UT Research Park Future Tenant, EDP Biotech, Merges With New Day Diagnostics

The new entity will retain the New Day Diagnostics name, and both companies’ teams will unite under a unified leadership structure headquartered in Knoxville. New Day Diagnostics will be a tenant in the new Innovation South Building currently going up at the UT Research Park at Cherokee Farm.

Knoxville-based EDP Biotech Corporation and New Day Diagnostics LLC, located in Boca Raton, FL, have announced that they are combining their respective assets to form a vertically integrated force in the expedited development and commercialization of diagnostic tests sector.

The new entity will retain the New Day Diagnostics name, and both companies’ teams will unite under a unified leadership structure headquartered in Knoxville. Eric Mayer, EDP Biotech’s current President and Chief Executive Officer (CEO), will serve in the same role for the combined entity, while Navroze Mehta, Founder and CEO of New Day, will serve as Executive Chairman.

The merger is subject to customary closing conditions and regulatory approvals.

What’s the impact on Knoxville?

“New jobs, new opportunities for underserved populations in Appalachia as well as elsewhere, and more capital,” Mayer said during a Friday interview. “It’s a key part of growing life sciences in Knoxville.”

By the end of 2023, the new entity expects an employment base of 30, growing to 40 by the end of 2024. All are expected to be high wage roles.

The strategic union brings together EDP Biotech’s position as an established and growing specialty diagnostic developer and Contract Research Organization (CRO) with New Day Diagnostics’ robust pipeline of diversified diagnostic tests and commercialization capabilities.

The shared vision of the merger is empowering patients through affordable access to diagnostic testing leading to earlier intervention. By combining their complementary expertise and resources, EDP Biotech and New Day Diagnostics aim to establish a uniquely positioned company capable of drastically improving patient lives via world-class diagnostics offerings.

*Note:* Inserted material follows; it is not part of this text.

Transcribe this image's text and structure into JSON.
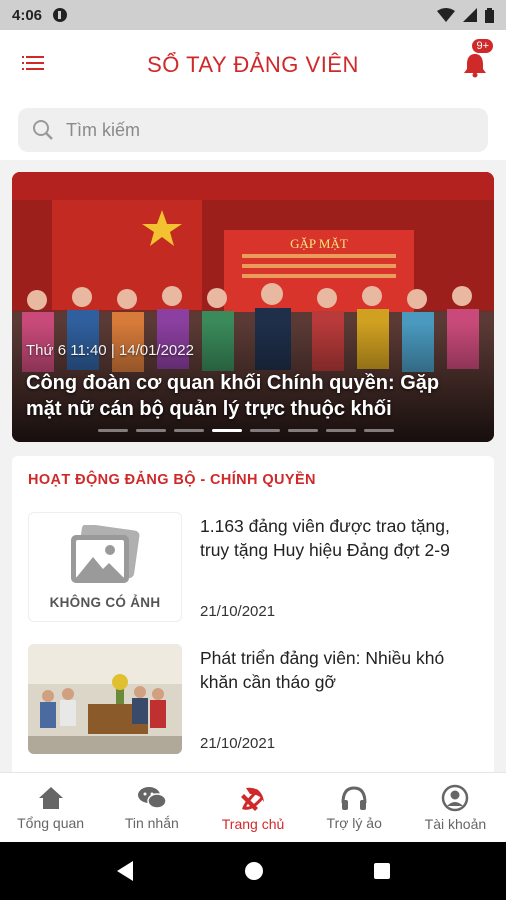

The strategic merger positions the newly formed entity as an innovator throughout the entire diagnostic process, from biomarker discovery to product launch. Leveraging vertical integration and strategic partnerships, the merged company will have the ability to design, develop, and deploy diagnostic tests with efficiency and quality.

Mayer used three words that begin with the letter D to describe the overall vision. The first D is for designing new products, the second involves developing them, and the third is deploying those new products.

“We will eventually have products in drug stores,” he said.

EDP Biotech was founded in 2005 by Tom Boyd. It is probably best known for ColoPlex™, an aid in diagnosis for early detection of colorectal cancers and polyps. In recent years, the company has served a growing roster of diagnostic clients with its full-service CRO focused on In-Vitro Diagnostics (IVD), development, testing, and commercialization. EDP Biotech also operates a CLIA-certified lab providing business-to-business and direct-to-consumer (DTC) testing, multiplex assays, research, and validation services.

New Day brings a diversified pipeline of physician Point-of-Care and Physician Mediated-DTC tests to the combined entity. These include a first-to-market DTC celiac disease test and additional offerings targeting infectious diseases, ovarian cancer, and prostate cancer.

“We are focused on four areas,” Mayer said. They are cancer, infectious diseases, digestive diseases, and a new one – women’s health.

Discussions between the two companies began eight or nine months ago. New Day was a client of EDP Biotech, and “we got to know them very well,” Mayer said. That suggested doing more clinical trials together so they could bring more products to consumers and healthcare professionals faster.

Those conversations heated-up in November when the two leadership teams and boards of directors met at EDP Biotech’s offices on Baum Drive. By December, all of the critical and frequently sticky issues had been addressed.